--- DATA FOR THIS TASK ---
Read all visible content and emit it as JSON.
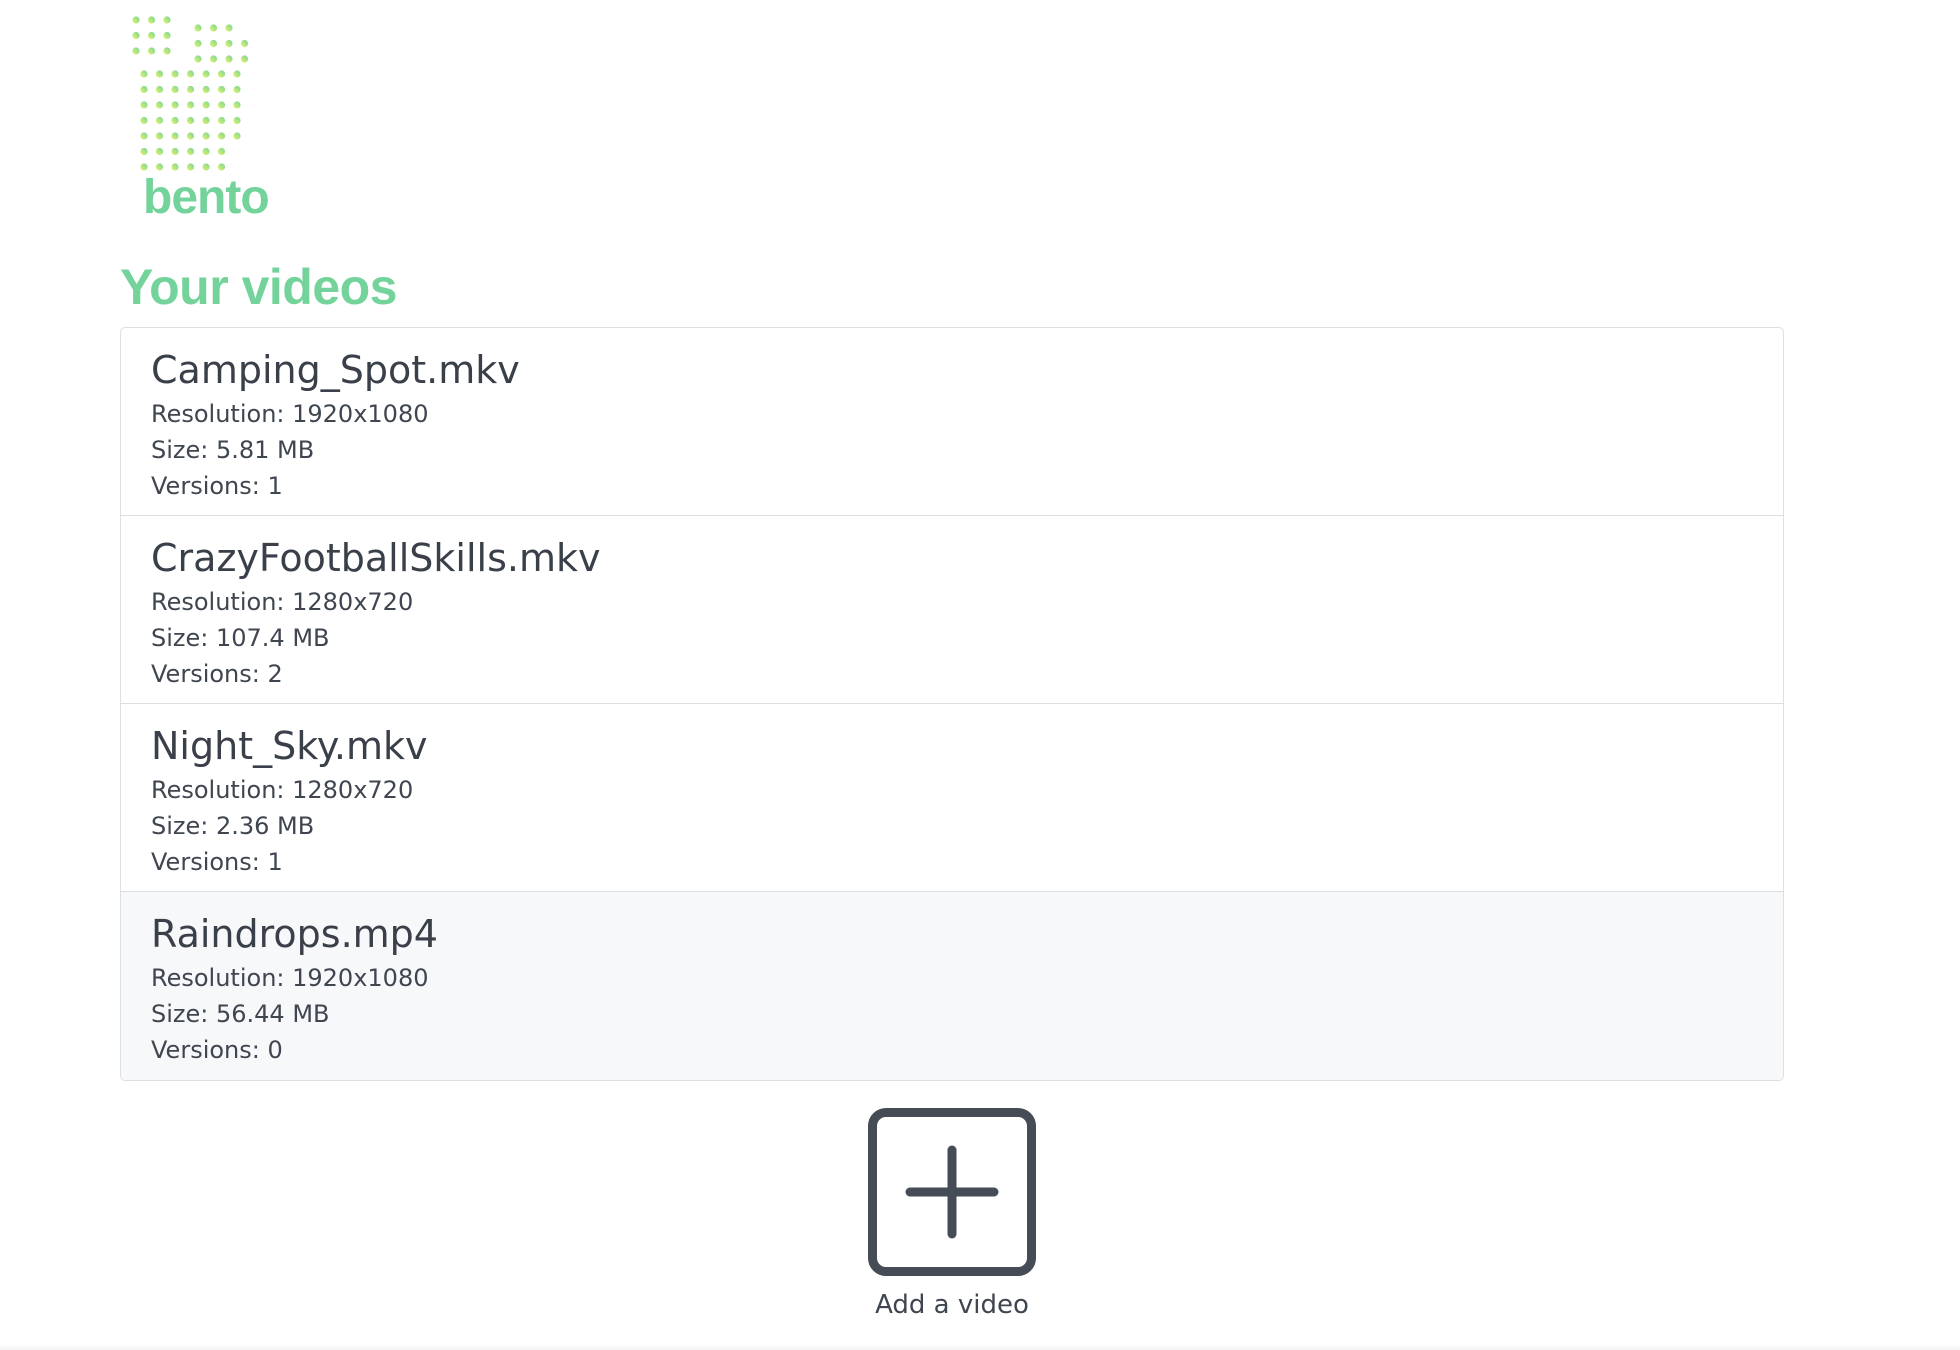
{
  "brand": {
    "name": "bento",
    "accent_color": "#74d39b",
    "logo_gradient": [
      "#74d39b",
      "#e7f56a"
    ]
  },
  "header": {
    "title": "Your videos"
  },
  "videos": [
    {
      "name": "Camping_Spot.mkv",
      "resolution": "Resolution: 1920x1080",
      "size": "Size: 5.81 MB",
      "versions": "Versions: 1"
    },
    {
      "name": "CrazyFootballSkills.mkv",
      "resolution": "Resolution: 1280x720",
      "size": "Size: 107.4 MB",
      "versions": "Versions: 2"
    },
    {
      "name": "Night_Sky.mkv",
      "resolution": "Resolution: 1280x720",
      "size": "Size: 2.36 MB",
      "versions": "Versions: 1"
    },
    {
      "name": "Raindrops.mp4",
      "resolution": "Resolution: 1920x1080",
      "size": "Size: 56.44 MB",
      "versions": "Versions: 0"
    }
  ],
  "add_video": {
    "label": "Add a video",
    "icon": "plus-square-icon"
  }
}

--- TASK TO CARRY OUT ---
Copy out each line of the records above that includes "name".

--- EXERCISE RESPONSE ---
    "name": "bento",
      "name": "Camping_Spot.mkv",
      "name": "CrazyFootballSkills.mkv",
      "name": "Night_Sky.mkv",
      "name": "Raindrops.mp4",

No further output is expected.